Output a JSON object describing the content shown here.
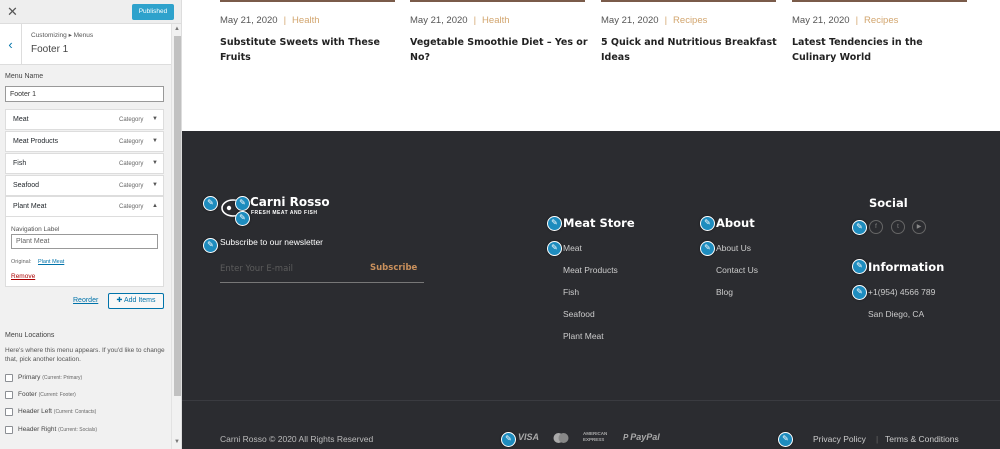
{
  "customizer": {
    "published_label": "Published",
    "breadcrumb": "Customizing ▸ Menus",
    "section_title": "Footer 1",
    "menu_name_label": "Menu Name",
    "menu_name_value": "Footer 1",
    "items": [
      {
        "title": "Meat",
        "type": "Category"
      },
      {
        "title": "Meat Products",
        "type": "Category"
      },
      {
        "title": "Fish",
        "type": "Category"
      },
      {
        "title": "Seafood",
        "type": "Category"
      },
      {
        "title": "Plant Meat",
        "type": "Category"
      }
    ],
    "open_item": {
      "nav_label": "Navigation Label",
      "nav_value": "Plant Meat",
      "original_label": "Original:",
      "original_link": "Plant Meat",
      "remove": "Remove"
    },
    "reorder": "Reorder",
    "add_items": "Add Items",
    "locations_title": "Menu Locations",
    "locations_desc": "Here's where this menu appears. If you'd like to change that, pick another location.",
    "locations": [
      {
        "name": "Primary",
        "current": "(Current: Primary)"
      },
      {
        "name": "Footer",
        "current": "(Current: Footer)"
      },
      {
        "name": "Header Left",
        "current": "(Current: Contacts)"
      },
      {
        "name": "Header Right",
        "current": "(Current: Socials)"
      }
    ]
  },
  "posts": [
    {
      "date": "May 21, 2020",
      "category": "Health",
      "title": "Substitute Sweets with These Fruits"
    },
    {
      "date": "May 21, 2020",
      "category": "Health",
      "title": "Vegetable Smoothie Diet – Yes or No?"
    },
    {
      "date": "May 21, 2020",
      "category": "Recipes",
      "title": "5 Quick and Nutritious Breakfast Ideas"
    },
    {
      "date": "May 21, 2020",
      "category": "Recipes",
      "title": "Latest Tendencies in the Culinary World"
    }
  ],
  "footer": {
    "brand": "Carni Rosso",
    "brand_tagline": "FRESH MEAT AND FISH",
    "newsletter_title": "Subscribe to our newsletter",
    "email_placeholder": "Enter Your E-mail",
    "subscribe": "Subscribe",
    "meat_store": {
      "title": "Meat Store",
      "links": [
        "Meat",
        "Meat Products",
        "Fish",
        "Seafood",
        "Plant Meat"
      ]
    },
    "about": {
      "title": "About",
      "links": [
        "About Us",
        "Contact Us",
        "Blog"
      ]
    },
    "social_title": "Social",
    "social_icons": [
      "facebook-icon",
      "twitter-icon",
      "youtube-icon"
    ],
    "information": {
      "title": "Information",
      "phone": "+1(954) 4566 789",
      "city": "San Diego, CA"
    },
    "copyright": "Carni Rosso © 2020 All Rights Reserved",
    "payments": {
      "visa": "VISA",
      "amex_line1": "AMERICAN",
      "amex_line2": "EXPRESS",
      "paypal": "PayPal"
    },
    "privacy": "Privacy Policy",
    "separator": "|",
    "terms": "Terms & Conditions"
  },
  "colors": {
    "accent": "#d2a56e",
    "footer_bg": "#2b2c30",
    "edit_shortcut": "#1e8cbe",
    "published": "#2ea2cc"
  }
}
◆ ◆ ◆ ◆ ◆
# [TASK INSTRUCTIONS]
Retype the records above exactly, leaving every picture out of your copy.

# [EXERCISE ANSWER]
Output a JSON object describing the content shown here.
{
  "customizer": {
    "published_label": "Published",
    "breadcrumb": "Customizing ▸ Menus",
    "section_title": "Footer 1",
    "menu_name_label": "Menu Name",
    "menu_name_value": "Footer 1",
    "items": [
      {
        "title": "Meat",
        "type": "Category"
      },
      {
        "title": "Meat Products",
        "type": "Category"
      },
      {
        "title": "Fish",
        "type": "Category"
      },
      {
        "title": "Seafood",
        "type": "Category"
      },
      {
        "title": "Plant Meat",
        "type": "Category"
      }
    ],
    "open_item": {
      "nav_label": "Navigation Label",
      "nav_value": "Plant Meat",
      "original_label": "Original:",
      "original_link": "Plant Meat",
      "remove": "Remove"
    },
    "reorder": "Reorder",
    "add_items": "Add Items",
    "locations_title": "Menu Locations",
    "locations_desc": "Here's where this menu appears. If you'd like to change that, pick another location.",
    "locations": [
      {
        "name": "Primary",
        "current": "(Current: Primary)"
      },
      {
        "name": "Footer",
        "current": "(Current: Footer)"
      },
      {
        "name": "Header Left",
        "current": "(Current: Contacts)"
      },
      {
        "name": "Header Right",
        "current": "(Current: Socials)"
      }
    ]
  },
  "posts": [
    {
      "date": "May 21, 2020",
      "category": "Health",
      "title": "Substitute Sweets with These Fruits"
    },
    {
      "date": "May 21, 2020",
      "category": "Health",
      "title": "Vegetable Smoothie Diet – Yes or No?"
    },
    {
      "date": "May 21, 2020",
      "category": "Recipes",
      "title": "5 Quick and Nutritious Breakfast Ideas"
    },
    {
      "date": "May 21, 2020",
      "category": "Recipes",
      "title": "Latest Tendencies in the Culinary World"
    }
  ],
  "footer": {
    "brand": "Carni Rosso",
    "brand_tagline": "FRESH MEAT AND FISH",
    "newsletter_title": "Subscribe to our newsletter",
    "email_placeholder": "Enter Your E-mail",
    "subscribe": "Subscribe",
    "meat_store": {
      "title": "Meat Store",
      "links": [
        "Meat",
        "Meat Products",
        "Fish",
        "Seafood",
        "Plant Meat"
      ]
    },
    "about": {
      "title": "About",
      "links": [
        "About Us",
        "Contact Us",
        "Blog"
      ]
    },
    "social_title": "Social",
    "social_icons": [
      "facebook-icon",
      "twitter-icon",
      "youtube-icon"
    ],
    "information": {
      "title": "Information",
      "phone": "+1(954) 4566 789",
      "city": "San Diego, CA"
    },
    "copyright": "Carni Rosso © 2020 All Rights Reserved",
    "payments": {
      "visa": "VISA",
      "amex_line1": "AMERICAN",
      "amex_line2": "EXPRESS",
      "paypal": "PayPal"
    },
    "privacy": "Privacy Policy",
    "separator": "|",
    "terms": "Terms & Conditions"
  },
  "colors": {
    "accent": "#d2a56e",
    "footer_bg": "#2b2c30",
    "edit_shortcut": "#1e8cbe",
    "published": "#2ea2cc"
  }
}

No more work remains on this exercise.